Dry Wells are Not Reimbursed
One major caveat to this water well financial assistance: the national program policy prohibits NRCS (in all states) from providing financial assistance if the well turns out to be dry or does not produce adequate water for the producer’s livestock operation. This policy has led to some situations where a producer invests a fairly significant amount of funds and then cannot be reimbursed by NRCS. There is affordable technology available to prevent from drilling a dry or inadequate water well and protect any funding a cattle producer may receive from the NRCS. The EKS (Electro-Kinetic Survey) technology has been successfully used for over a decade to determine depth and flow. A seismic source is used to create a sharp sound pulse.
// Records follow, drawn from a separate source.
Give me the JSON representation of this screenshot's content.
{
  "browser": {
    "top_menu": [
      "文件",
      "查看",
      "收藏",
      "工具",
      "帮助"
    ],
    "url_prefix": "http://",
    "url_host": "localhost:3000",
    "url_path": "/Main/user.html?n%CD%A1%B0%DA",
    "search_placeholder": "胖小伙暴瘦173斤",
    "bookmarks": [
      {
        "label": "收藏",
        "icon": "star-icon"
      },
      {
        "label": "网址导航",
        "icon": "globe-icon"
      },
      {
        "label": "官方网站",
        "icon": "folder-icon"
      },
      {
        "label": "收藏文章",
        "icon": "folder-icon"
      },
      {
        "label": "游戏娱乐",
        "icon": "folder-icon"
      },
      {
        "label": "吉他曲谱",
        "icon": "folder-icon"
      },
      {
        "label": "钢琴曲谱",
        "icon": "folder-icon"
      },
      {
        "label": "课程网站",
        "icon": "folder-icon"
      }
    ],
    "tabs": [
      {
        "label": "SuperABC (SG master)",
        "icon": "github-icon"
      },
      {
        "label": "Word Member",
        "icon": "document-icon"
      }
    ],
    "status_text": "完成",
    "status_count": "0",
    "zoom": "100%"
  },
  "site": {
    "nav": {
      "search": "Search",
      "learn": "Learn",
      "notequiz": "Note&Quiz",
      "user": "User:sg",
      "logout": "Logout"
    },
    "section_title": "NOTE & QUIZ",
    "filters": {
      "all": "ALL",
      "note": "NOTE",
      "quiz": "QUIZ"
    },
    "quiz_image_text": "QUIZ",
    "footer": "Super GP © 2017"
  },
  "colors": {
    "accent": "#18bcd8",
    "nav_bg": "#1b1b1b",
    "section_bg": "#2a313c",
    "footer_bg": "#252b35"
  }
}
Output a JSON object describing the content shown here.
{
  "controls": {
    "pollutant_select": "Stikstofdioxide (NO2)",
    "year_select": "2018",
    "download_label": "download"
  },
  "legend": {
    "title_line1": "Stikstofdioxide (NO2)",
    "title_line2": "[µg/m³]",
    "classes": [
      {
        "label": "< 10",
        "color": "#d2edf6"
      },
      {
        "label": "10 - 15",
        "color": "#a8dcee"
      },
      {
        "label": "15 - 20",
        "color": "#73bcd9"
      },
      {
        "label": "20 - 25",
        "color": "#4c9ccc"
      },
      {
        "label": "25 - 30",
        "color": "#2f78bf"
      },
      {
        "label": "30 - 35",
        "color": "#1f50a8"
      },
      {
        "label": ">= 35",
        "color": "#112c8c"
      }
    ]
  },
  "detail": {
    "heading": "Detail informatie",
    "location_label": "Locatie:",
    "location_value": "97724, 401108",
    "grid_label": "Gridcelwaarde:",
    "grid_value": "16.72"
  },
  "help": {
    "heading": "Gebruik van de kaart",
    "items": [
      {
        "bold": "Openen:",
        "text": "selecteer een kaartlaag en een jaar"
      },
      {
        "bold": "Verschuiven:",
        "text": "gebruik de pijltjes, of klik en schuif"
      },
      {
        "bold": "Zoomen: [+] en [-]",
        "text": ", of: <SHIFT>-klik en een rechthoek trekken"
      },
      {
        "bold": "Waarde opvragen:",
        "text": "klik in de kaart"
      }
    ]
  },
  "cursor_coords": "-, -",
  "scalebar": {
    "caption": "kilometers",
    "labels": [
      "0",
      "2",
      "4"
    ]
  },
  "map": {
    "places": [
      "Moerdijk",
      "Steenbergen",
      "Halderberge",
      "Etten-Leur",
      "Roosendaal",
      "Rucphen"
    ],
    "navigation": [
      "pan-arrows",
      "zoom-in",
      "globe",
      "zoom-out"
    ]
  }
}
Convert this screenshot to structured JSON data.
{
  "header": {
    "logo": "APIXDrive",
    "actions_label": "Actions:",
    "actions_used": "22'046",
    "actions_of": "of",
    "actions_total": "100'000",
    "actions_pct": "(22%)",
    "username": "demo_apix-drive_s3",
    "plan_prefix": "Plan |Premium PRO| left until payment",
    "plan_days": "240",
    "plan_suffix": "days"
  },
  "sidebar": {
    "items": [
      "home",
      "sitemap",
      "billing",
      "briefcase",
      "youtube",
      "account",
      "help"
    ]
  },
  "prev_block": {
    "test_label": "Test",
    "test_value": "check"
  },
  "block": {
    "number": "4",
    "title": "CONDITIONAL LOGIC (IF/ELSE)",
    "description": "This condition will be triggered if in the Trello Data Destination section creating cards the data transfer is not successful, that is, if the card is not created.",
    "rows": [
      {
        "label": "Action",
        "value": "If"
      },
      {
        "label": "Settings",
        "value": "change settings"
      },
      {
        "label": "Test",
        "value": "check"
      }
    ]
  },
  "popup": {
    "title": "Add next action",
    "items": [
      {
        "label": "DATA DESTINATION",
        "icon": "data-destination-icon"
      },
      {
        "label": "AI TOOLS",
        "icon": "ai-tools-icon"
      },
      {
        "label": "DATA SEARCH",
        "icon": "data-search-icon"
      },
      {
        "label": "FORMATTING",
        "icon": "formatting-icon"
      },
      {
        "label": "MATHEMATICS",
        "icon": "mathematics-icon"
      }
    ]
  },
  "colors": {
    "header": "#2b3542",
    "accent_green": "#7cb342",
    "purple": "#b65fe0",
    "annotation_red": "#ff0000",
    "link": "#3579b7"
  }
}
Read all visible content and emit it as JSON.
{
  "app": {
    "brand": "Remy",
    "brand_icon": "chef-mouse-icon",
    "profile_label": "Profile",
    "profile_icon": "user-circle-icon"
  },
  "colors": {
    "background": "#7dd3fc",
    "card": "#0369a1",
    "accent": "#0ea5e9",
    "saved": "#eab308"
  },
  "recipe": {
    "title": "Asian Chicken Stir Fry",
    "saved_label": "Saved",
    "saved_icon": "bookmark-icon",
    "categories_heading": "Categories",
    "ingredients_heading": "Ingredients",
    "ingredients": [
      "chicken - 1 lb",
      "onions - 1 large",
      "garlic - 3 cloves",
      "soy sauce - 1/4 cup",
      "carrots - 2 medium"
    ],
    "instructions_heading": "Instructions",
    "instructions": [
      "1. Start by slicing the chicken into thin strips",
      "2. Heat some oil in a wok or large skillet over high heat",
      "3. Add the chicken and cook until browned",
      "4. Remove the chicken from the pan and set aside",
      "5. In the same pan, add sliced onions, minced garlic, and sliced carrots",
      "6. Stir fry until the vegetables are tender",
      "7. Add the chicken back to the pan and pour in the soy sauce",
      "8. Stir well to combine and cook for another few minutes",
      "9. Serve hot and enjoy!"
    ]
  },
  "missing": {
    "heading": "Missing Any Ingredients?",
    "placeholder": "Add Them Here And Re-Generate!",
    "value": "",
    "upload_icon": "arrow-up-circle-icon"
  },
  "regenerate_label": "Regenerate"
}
When the sound pulse moves through porous and permeable aquifers (water bearing rock formations) it travels fast in the rock matrix and slower in the water-filled pore space. Ions in the water are dragged away from their partners bound to the rock and an electrical dipole is set up that “flickers” at seismic frequencies. The electrical flickers are collected at the surface through copper clad ground rods (antennae) and transmitted by cable to a computer using proprietary software. That data is then analyzed and interpreted to determine the presence or absence of groundwater. If water is detected an approximate depth and yield range can be measured in gallons per minute or liters per second.

American Water Surveyors
With the use of the EKS, American Water Surveyors provides the service of locating groundwater and determining depth and yield before a well is drilled. It assists in the avoidance of drilling a costly dry well and determines the best well location as it relates to optimum yield. Water well drillers get paid by the foot whether they hit water or not. American Water Surveyors services ranchers, farmers, homeowners, golf course developers, municipalities and private water companies in site selection for drilling a water well. This EKS technology is highly portable which allows these services to be provided to all clients, no matter where they are located. American Water Surveyors has conducted surveys in Texas, Oklahoma, New Mexico, Kansas, Georgia, North Carolina, Tennessee and Alabama. For more information contact American Water Surveyors at 877-734-7661 or www.wefindwater.com. Or order the book, “What You Should Know Before You Drill a Water Well” for $10.95 + postage and handling http://www.wefindwater.com/BookInfo.html. State sales tax will be added where applied by law.

January 11, 2011 at 1:24 am Comments (0)